Reading by Patrick Somerville
Thursday, April 30, 4:30 p.m.
Rhodes-Rawlings Auditorium, G70 Klarman Hall
The Spring 2020 Barbara & David Zalaznick Creative Writing Reading Series comes to a close with a reading by screenwriter & novelist Patrick Somerville. Patrick Somerville is a Cornell alum (MFA ’05) and the creator of the series Maniac (Netflix), as well as two upcoming series, Station 11 and Made For Love (HBO Max). He got his start writing for television on the FX drama The Bridge and later wrote for the second and third seasons of HBO’s The Leftovers. Somerville is the author of two short story collections and the novels This Bright River and The Cradle. He grew up in Green Bay, Wisconsin, and lives with his wife and three kids in Los Angeles.
Life today is full of stressors, and this is especially true for college and university students. To improve students’ mental and physical well-being, Don Rakow, an associate professor in the Horticulture Section of the School of Integrative Plant Science at Cornell, recommends a prescription of fresh air. In a book coauthored with Gregory T. Eells, Nature Rx: Improving College-Student Mental Health (Cornell University Press, 2019), Rakow argues that campus programs encouraging students to spend more time outdoors can reduce the stress and anxiety of academic, social, and relationship pressures, particularly for those also dealing with mental health issues, trauma, or substance abuse. In this Chats in the Stacks talk, Rakow will discuss the value of Nature Rx programs and present a step-by-step formula for constructing and sustaining them on college campuses. This book talk is supported by the Mary A. Morrison Public Education Fund for Mann Library.
The wisdom of the ancients might be applicable to beer pong. In 1536, alarmed by a rising culture of binge drinking and competitive excess in sixteenth-century Germany, humanist and neoclassical poet Vincent Obsopoeus wrote De Arte Bibendi [The Art of Drinking] urging moderation while also offering tips for giving good toasts and winning drinking games—all based on his extensive personal experience. In this Chats in the Stacks book talk, Michael Fontaine, professor in the Department of Classics and the associate vice provost of undergraduate education at Cornell, will share his commentaries and insights on How to Drink: A Classical Guide to the Art of Imbibing (Princeton University Press, 2019), his new translation of Obsopoeus’s work. This book talk is sponsored by Olin Library. Light refreshments will be served.
Decades after her death, nature study movement leader Anna Botsford Comstock is finding her true voice. The original 1953 publication of her autobiography, The Comstocks of Cornell, has long been considered the definitive account of her life and that of her husband, entomologist John Henry Comstock, but it was, in fact, heavily edited—with important parts omitted and with several discrepancies from the original memoirs.

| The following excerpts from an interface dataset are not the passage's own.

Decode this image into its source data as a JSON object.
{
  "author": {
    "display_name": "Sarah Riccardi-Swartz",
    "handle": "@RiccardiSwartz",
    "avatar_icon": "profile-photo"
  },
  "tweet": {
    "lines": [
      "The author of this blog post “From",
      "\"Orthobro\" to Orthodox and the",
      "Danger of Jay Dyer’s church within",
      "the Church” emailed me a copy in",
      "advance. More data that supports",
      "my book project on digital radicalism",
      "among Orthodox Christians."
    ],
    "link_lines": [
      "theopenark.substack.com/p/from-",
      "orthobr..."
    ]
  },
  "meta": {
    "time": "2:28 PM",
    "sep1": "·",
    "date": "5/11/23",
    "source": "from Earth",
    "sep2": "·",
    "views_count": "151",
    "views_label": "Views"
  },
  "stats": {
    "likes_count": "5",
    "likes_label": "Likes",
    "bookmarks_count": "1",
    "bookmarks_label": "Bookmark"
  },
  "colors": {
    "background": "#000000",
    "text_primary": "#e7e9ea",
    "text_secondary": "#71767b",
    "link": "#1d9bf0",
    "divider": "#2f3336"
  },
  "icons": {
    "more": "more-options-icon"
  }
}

Karen Penders St. Clair has restored Anna Botsford Comstock’s voice in her edited The Comstocks of Cornell: The Definitive Autobiography (Cornell University Press, 2020), which includes previously missing sections of Comstock’s descriptions of Cornell’s early days and her and her husband’s life and work. In this Chats in the Stacks talk, St.
Many private gardens in the ancient Roman city of Pompeii were decorated with statues, paintings, and mosaics evoking far-away Egypt, which was part of the Roman empire at the time. These foreign images and objects transformed household space into a microcosm of empire, according to Caitlín Eilís Barrett, an associate professor in the Department of Classics at Cornell. In a Chats in the Stacks talk, Barrett will discuss case studies from Pompeii featured in her illustrated book, Domesticating Empire: Egyptian Landscapes in Pompeian Gardens (Oxford University Press, 2019), the first contextually oriented monograph on Egyptian imagery in Roman homes. This book talk is sponsored by Olin Library. Light refreshments will be served.
Wild colonies of honey bees hold the key to improving the health of the managed colonies kept by beekeepers, according to Thomas D. Seeley, the Horace White Professor in Biology, in the Department of Neurobiology and Behavior at Cornell. Why do colonies of honey bees living in the wild thrive while those of beekeepers often suffer high mortality? What new insights have scientists gained about the behavior, social life, and survival strategies of honey bees, by looking at how they live in nature? In a Chats in the Stacks talk, Seeley, a world authority on honey bees, will answer these questions as he presents The Lives of Bees: The Untold Story of the Honey Bee in the Wild (Princeton University Press, 2019). He will also discuss a new approach to beekeeping—“Darwinian Beekeeping”— whereby beekeepers can revise their practices to make the lives of their six-legged partners less stressful and therefore more healthful.
Horror writer Kevin Lucia talks about his latest works, the horror industry today, and about what scares him. (Hint – it’s not the monsters he writes about.) Lucia will read from his works Through A Mirror Darkly and Things Slip Through on Friday, October 30th at Barnes & Noble, Vestal, NY.